[The problem]: Nothing in the listing should be altered when it is copied, and no picture goes into the copy.

------ Records to use ------

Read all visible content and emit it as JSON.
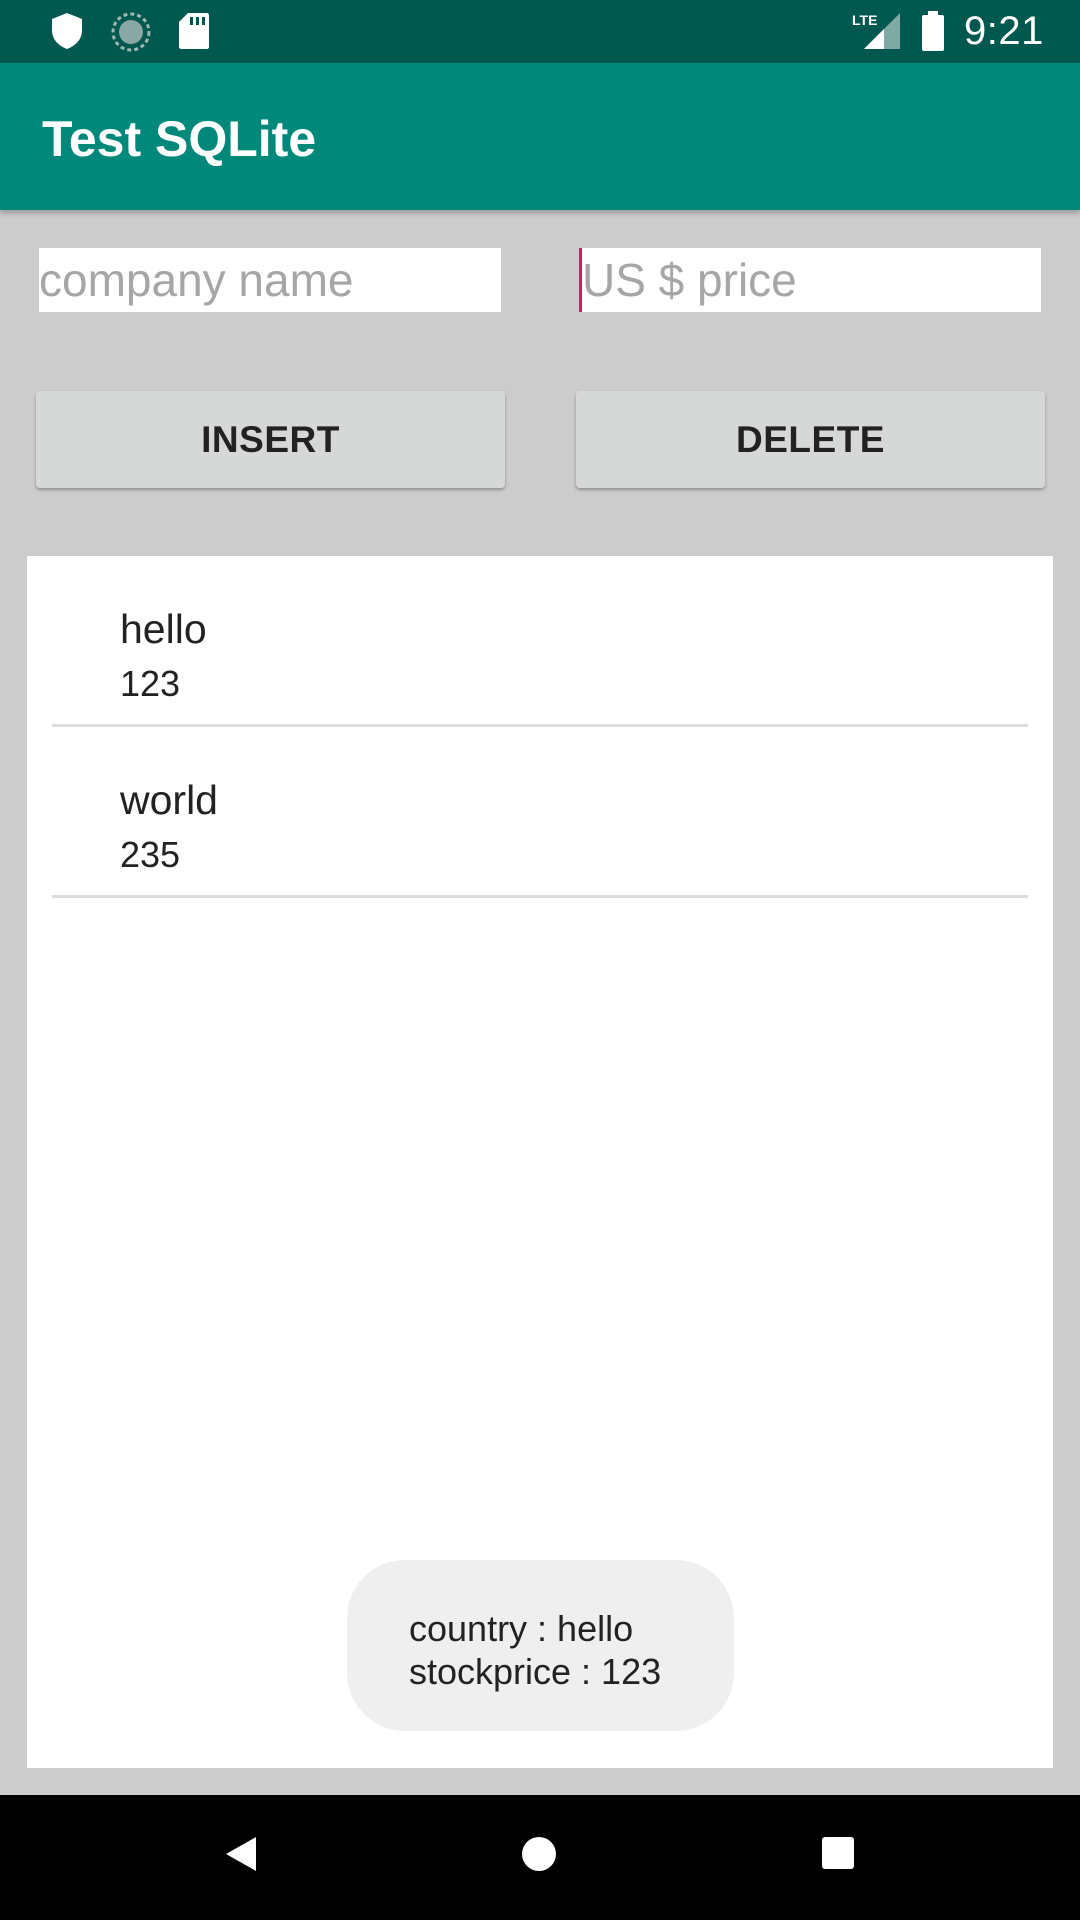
{
  "status_bar": {
    "time": "9:21",
    "network": "LTE",
    "icons": [
      "shield-icon",
      "sync-icon",
      "sd-card-icon",
      "lte-signal-icon",
      "battery-icon"
    ]
  },
  "app_bar": {
    "title": "Test SQLite",
    "color": "#00897b"
  },
  "form": {
    "company_placeholder": "company name",
    "price_placeholder": "US $ price",
    "insert_label": "INSERT",
    "delete_label": "DELETE"
  },
  "list": {
    "items": [
      {
        "name": "hello",
        "price": "123"
      },
      {
        "name": "world",
        "price": "235"
      }
    ]
  },
  "toast": {
    "line1": "country : hello",
    "line2": "stockprice : 123"
  },
  "nav_bar": {
    "icons": [
      "back-icon",
      "home-icon",
      "recents-icon"
    ]
  }
}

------

[Solution to this task]:
Read all visible content and emit it as JSON.
{
  "status_bar": {
    "time": "9:21",
    "network": "LTE",
    "icons": [
      "shield-icon",
      "sync-icon",
      "sd-card-icon",
      "lte-signal-icon",
      "battery-icon"
    ]
  },
  "app_bar": {
    "title": "Test SQLite",
    "color": "#00897b"
  },
  "form": {
    "company_placeholder": "company name",
    "price_placeholder": "US $ price",
    "insert_label": "INSERT",
    "delete_label": "DELETE"
  },
  "list": {
    "items": [
      {
        "name": "hello",
        "price": "123"
      },
      {
        "name": "world",
        "price": "235"
      }
    ]
  },
  "toast": {
    "line1": "country : hello",
    "line2": "stockprice : 123"
  },
  "nav_bar": {
    "icons": [
      "back-icon",
      "home-icon",
      "recents-icon"
    ]
  }
}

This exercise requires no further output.